Follow us on:






Based upon the Henry James novel The Turn Of The Screw, THE INNOCENTS ($15) is one of the most cerebral cinematic ghost stories ever produced.  While there are supernatural films in which the presence of phantoms is unquestionable, yet said ghosts are never seen, THE INNOCENTS takes a completely different tact by vividly portraying these ghostly apparitions, without ever confirming that these visitations are real or simply within the imagination of the central character. The potent screenplay by John Mortimer, William Archibald and Truman Capote maintains a certain ambiguousness about the ghostly goings on, which certainly gives one much to ponder, even after the filmís unforgettable climax has faded to black.

THE INNOCENTS stars Deborah Kerr as Miss Giddens, who is hired as a governess by the bachelor uncle of two orphaned children, whom he wants no part of. From the moment Miss Giddens at the country estate where the children are sequester, she notices something very odd in the behavior of her charges. Additionally, Miss Giddens begins seeing the specters of her deceased predecessor, as well as the young womanís cruel lover, who was valet on the estate, up until the time of his death. Putting two and two together, Miss Giddens comes to suspect that the restless spirits of the former governess and valet are somehow controlling the children in an attempt to claw their way back into the world of flesh and blood. For an early 1960ís film, THE INNOCENTS is rather shocking in nature, although the shocking aspects of the movie have very little to do with the supernatural aspects of the story. And, after more than forty years, THE INNOCENTS has lost little of its potency to shock audiences, although I wonít say how, lest it would spoil the surprises for those who have never encountered the film. The cast of THE INNOCENTS also features Peter Wyngarde, Megs Jenkins, Michael Redgrave, Martin Stephens, Pamela Franklin, Clytie Jessop and Isla Cameron.

20th Century Fox Home Entertainment has made THE INNOCENTS available on DVD in a 2.35:1 widescreen presentation that has been enhanced for playback on 16:9 displays. A pan and scan version is available on the opposite side of the disc, but it does a major disservice to this marvelous CinemaScope film, so it wonít be reviewed here. Freddie Francisí wonderful black and white cinematography is very well served by the first rate widescreen transfer. The image is crisp and nicely detailed. Blacks are velvety, whites are crisp and the picture boasts excellent contrast and grayscale. Film grain is mild, but enhances the movie-like quality of the presentation.

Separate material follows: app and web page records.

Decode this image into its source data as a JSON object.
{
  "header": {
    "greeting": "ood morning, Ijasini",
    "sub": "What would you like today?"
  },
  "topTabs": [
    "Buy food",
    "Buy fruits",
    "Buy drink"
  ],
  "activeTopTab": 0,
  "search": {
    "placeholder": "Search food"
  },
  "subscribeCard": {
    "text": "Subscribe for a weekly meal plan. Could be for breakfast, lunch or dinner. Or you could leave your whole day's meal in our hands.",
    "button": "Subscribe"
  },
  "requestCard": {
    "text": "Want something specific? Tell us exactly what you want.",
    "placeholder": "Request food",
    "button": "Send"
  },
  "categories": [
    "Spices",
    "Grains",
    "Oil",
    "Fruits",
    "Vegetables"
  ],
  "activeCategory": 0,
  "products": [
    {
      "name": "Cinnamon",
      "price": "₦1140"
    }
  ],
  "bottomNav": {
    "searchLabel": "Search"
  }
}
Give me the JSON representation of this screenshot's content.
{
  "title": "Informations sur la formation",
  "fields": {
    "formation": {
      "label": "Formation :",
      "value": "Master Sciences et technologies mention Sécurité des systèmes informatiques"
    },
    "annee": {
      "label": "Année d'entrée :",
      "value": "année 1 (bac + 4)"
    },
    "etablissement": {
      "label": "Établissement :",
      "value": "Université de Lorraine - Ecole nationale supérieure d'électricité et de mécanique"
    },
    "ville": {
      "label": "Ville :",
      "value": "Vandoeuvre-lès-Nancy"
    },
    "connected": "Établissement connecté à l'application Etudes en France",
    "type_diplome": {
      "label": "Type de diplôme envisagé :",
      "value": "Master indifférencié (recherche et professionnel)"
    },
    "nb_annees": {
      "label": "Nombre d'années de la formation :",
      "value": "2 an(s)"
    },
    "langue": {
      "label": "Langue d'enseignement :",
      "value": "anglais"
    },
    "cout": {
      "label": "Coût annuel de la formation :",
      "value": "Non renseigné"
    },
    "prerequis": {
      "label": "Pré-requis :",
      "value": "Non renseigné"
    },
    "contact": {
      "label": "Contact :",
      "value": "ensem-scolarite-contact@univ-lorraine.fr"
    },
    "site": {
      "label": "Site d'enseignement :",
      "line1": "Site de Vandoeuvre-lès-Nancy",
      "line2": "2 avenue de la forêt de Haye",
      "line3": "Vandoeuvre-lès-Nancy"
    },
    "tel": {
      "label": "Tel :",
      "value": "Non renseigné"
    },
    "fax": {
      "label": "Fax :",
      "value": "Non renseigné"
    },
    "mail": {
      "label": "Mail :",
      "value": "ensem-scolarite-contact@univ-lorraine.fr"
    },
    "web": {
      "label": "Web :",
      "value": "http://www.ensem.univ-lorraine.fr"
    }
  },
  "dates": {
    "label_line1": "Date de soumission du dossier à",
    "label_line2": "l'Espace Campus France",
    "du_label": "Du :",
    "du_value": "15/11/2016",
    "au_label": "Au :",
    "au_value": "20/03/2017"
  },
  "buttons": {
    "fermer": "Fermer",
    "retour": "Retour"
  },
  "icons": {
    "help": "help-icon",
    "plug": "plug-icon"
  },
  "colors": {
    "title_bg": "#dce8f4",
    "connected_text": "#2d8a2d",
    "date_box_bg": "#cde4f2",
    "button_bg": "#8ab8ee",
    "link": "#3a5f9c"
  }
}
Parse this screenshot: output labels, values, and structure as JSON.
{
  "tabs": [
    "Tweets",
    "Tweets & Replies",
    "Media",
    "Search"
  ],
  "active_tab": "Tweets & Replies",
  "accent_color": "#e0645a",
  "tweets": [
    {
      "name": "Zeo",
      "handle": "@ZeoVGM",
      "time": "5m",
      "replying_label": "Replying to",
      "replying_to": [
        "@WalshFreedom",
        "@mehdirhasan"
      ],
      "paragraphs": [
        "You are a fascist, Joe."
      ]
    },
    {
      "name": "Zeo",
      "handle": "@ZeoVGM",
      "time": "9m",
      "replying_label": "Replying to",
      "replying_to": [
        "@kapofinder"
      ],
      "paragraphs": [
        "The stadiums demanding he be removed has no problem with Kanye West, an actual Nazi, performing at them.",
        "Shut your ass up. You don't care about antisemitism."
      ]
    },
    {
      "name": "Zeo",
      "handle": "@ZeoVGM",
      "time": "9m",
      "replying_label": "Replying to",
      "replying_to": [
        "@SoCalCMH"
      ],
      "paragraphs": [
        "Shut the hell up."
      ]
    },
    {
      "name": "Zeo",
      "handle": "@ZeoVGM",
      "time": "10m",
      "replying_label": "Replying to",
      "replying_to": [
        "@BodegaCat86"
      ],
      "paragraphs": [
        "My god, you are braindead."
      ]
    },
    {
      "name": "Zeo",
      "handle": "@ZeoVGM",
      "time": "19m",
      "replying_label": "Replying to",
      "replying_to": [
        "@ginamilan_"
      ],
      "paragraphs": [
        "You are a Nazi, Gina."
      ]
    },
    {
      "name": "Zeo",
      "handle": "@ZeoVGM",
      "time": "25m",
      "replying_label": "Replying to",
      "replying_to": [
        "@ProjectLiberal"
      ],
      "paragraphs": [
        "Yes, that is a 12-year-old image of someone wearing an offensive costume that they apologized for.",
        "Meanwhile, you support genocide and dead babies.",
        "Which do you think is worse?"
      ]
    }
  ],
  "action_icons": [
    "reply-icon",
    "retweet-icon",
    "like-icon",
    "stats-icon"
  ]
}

The film elements are in great shape for their age, displaying very few blemishes and other signs of wear. Digital compression artifacts are always well contained.

THE INNOCENTS comes with a remixed Dolby Digital 2.0 soundtrack that opens the sound up to some extent, but isnít always satisfying when one plays the track back through their surround decoder. Occasionally, sounds seem to emanate from the wrong speakers, but it isnít too distracting. Most of the age related background hiss and other audible anomalies have been cleaned up in the mastering process, leaving the track with a very respectable sonic quality. Dialogue is crisp and easy to understand. Musical fidelity is decent, without any distortion or brittleness, but then again the track is rather stark in that area anyway. A Spanish monaural track is also provided on the DVD, as are English and Spanish subtitles. The basic interactive menus allow one access to the standard scene selection and set up features, as well as a theatrical trailer and bonus trailers.

THE INNOCENTS is a minor classic that has been given a fine presentation on DVD at bargain price. If you are interested in seeing a "thinking manís horror movie," instead of something newer and far less thought provoking, THE INNOCENTS is definitely a film to check out. If you are already a fan, then the DVD comes highly recommended.



The Innocents (1961)



DVD reviews are Copyright © 2005 THE CINEMA LASER and may not be copied or reprinted without the written consent of the publisher.
THE CINEMA LASER is written, edited and published by Derek M. Germano.



Add to My Yahoo!  Add to Google  RSS Feed & Share Links